In 2003, Earth Conservancy received a U.S. Environmental Protection Agency Brownfields Cleanup Grant to support the site’s reclamation. Reclamation involved grading and recontouring, as well as placing soil and compost to facilitate the growth of vegetative cover. Currently, the pond on the site is recovering naturally, creating habitat for native wildlife. The area will remain as open space.

Concrete City Silt Pond:  Pre-Construction

View looking onto the silt pond, with residual silt lining the bank.

Concrete City Silt Pond:  Pre-Construction

In addition to the sediment, large piles of silt were also scattered across the site.

Concrete City Silt Pond:  Pre-Construction

Illegal dumping was common at the pond.  Visible on the farther banks are piles of spoils.

Concrete City Silt Pond:  Construction Phase

Work involved removal and grading of the silt material.

Concrete City Silt Pond:  Construction Phase

General grading of the site also occurred.

Concrete City Silt Pond:  Construction Phase

One unique part of the Concrete City reclamation was the use of a specialized compost for the vegetation phase of the project.  Through an initiative of the Chesapeake Bay Foundation, 1,800 cubic yards of compost made from chicken poultry manure was delivered to the site, which was supplemented with additional compost from EC’s facility.

Concrete City Silt Pond:  Construction Phase

Seeding was then done throughout the site.

Concrete City Silt Pond:  Post-Construction

View of the graded and seeded property.

Concrete City Silt Pond:  Post-Construction

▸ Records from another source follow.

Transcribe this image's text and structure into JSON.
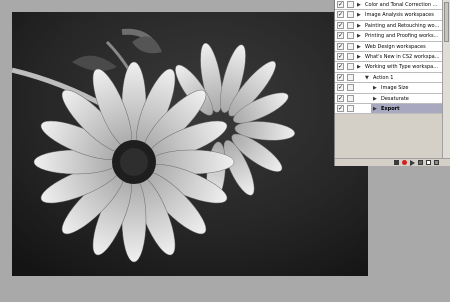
{
  "actions_panel": {
    "items": [
      {
        "label": "Color and Tonal Correction ...",
        "level": 0,
        "expanded": false,
        "selected": false
      },
      {
        "label": "Image Analysis workspaces",
        "level": 0,
        "expanded": false,
        "selected": false
      },
      {
        "label": "Painting and Retouching wo...",
        "level": 0,
        "expanded": false,
        "selected": false
      },
      {
        "label": "Printing and Proofing works...",
        "level": 0,
        "expanded": false,
        "selected": false
      },
      {
        "label": "Web Design workspaces",
        "level": 0,
        "expanded": false,
        "selected": false
      },
      {
        "label": "What's New in CS2 workspa...",
        "level": 0,
        "expanded": false,
        "selected": false
      },
      {
        "label": "Working with Type workspa...",
        "level": 0,
        "expanded": false,
        "selected": false
      },
      {
        "label": "Action 1",
        "level": 1,
        "expanded": true,
        "selected": false
      },
      {
        "label": "Image Size",
        "level": 2,
        "expanded": false,
        "selected": false
      },
      {
        "label": "Desaturate",
        "level": 2,
        "expanded": false,
        "selected": false
      },
      {
        "label": "Export",
        "level": 2,
        "expanded": false,
        "selected": true
      }
    ],
    "toolbar": [
      "stop-icon",
      "record-icon",
      "play-icon",
      "new-set-icon",
      "new-action-icon",
      "trash-icon"
    ]
  },
  "colors": {
    "workspace": "#a9a9a9",
    "panel": "#d4d0c8",
    "selection": "#a8a8c0",
    "record": "#d0201b"
  }
}
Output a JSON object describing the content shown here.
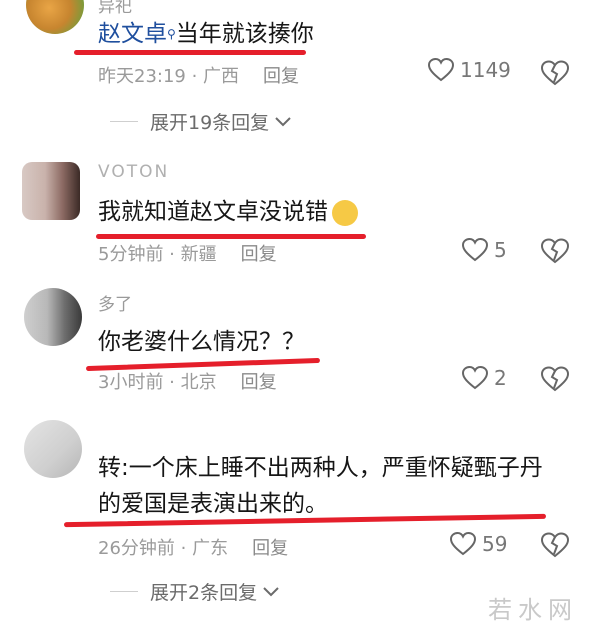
{
  "comments": [
    {
      "username": "异祀",
      "mention": "赵文卓",
      "text": "当年就该揍你",
      "time": "昨天23:19",
      "location": "广西",
      "reply_label": "回复",
      "likes": "1149"
    },
    {
      "username": "VOTON",
      "text": "我就知道赵文卓没说错",
      "time": "5分钟前",
      "location": "新疆",
      "reply_label": "回复",
      "likes": "5"
    },
    {
      "username": "多了",
      "text": "你老婆什么情况？？",
      "time": "3小时前",
      "location": "北京",
      "reply_label": "回复",
      "likes": "2"
    },
    {
      "username": "",
      "text_line1": "转:一个床上睡不出两种人，严重怀疑甄子丹",
      "text_line2": "的爱国是表演出来的。",
      "time": "26分钟前",
      "location": "广东",
      "reply_label": "回复",
      "likes": "59"
    }
  ],
  "expand_1": "展开19条回复",
  "expand_2": "展开2条回复",
  "watermark": "若水网",
  "colors": {
    "highlight_underline": "#e51f2b",
    "mention": "#1f4f9e",
    "meta": "#9a9a9a"
  }
}
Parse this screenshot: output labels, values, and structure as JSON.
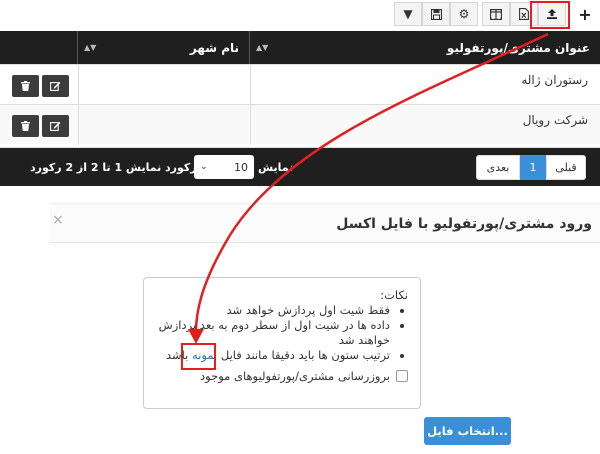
{
  "toolbar": {
    "buttons": [
      {
        "icon": "filter-icon",
        "glyph": "▼"
      },
      {
        "icon": "save-icon",
        "glyph": "🖫"
      },
      {
        "icon": "gear-icon",
        "glyph": "⚙"
      },
      {
        "icon": "columns-icon",
        "glyph": "◫"
      },
      {
        "icon": "excel-icon",
        "glyph": "X"
      },
      {
        "icon": "upload-icon",
        "glyph": "⇪"
      }
    ],
    "add_glyph": "+"
  },
  "table": {
    "columns": [
      "عنوان مشتری/پورتفولیو",
      "نام شهر"
    ],
    "rows": [
      {
        "name": "رستوران ژاله",
        "city": ""
      },
      {
        "name": "شرکت رویال",
        "city": ""
      }
    ]
  },
  "pager": {
    "info": "نمایش 1 تا 2 از 2 رکورد",
    "size_label": "رکورد",
    "page_size": "10",
    "show_label": "نمایش",
    "prev": "قبلی",
    "current": "1",
    "next": "بعدی"
  },
  "modal": {
    "title": "ورود مشتری/پورتفولیو با فایل اکسل",
    "close": "×",
    "notes_title": "نکات:",
    "note1": "فقط شیت اول پردازش خواهد شد",
    "note2": "داده ها در شیت اول از سطر دوم به بعد پردازش خواهند شد",
    "note3_before": "ترتیب ستون ها باید دقیقا مانند فایل ",
    "note3_link": "نمونه",
    "note3_after": " باشد",
    "checkbox_label": "بروزرسانی مشتری/پورتفولیوهای موجود",
    "file_button": "انتخاب فایل..."
  },
  "colors": {
    "accent": "#3a8fd8",
    "highlight": "#e02020",
    "header_dark": "#1f1f1f"
  }
}
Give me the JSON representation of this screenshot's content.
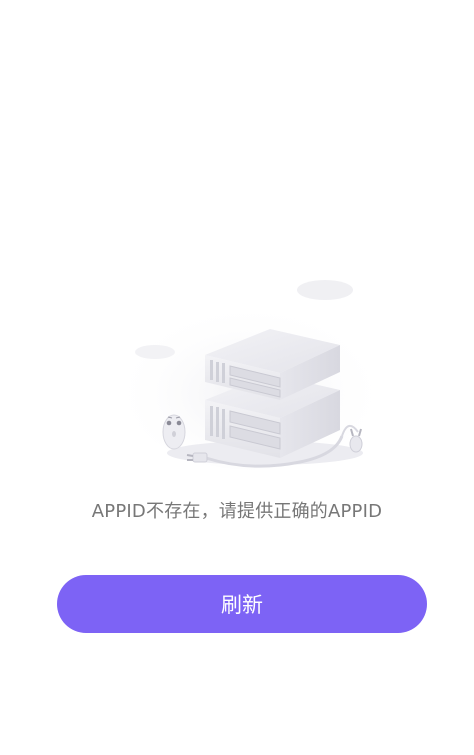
{
  "error_state": {
    "message": "APPID不存在，请提供正确的APPID",
    "illustration_icon": "server-disconnected-icon"
  },
  "actions": {
    "refresh_label": "刷新"
  },
  "colors": {
    "primary": "#7d63f5",
    "message_text": "#777777",
    "background": "#ffffff"
  }
}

Grass starting to take hold.

Concrete City Silt Pond:  Post-Construction

View of the reclaimed Concrete City Silt Pond site in October 2009.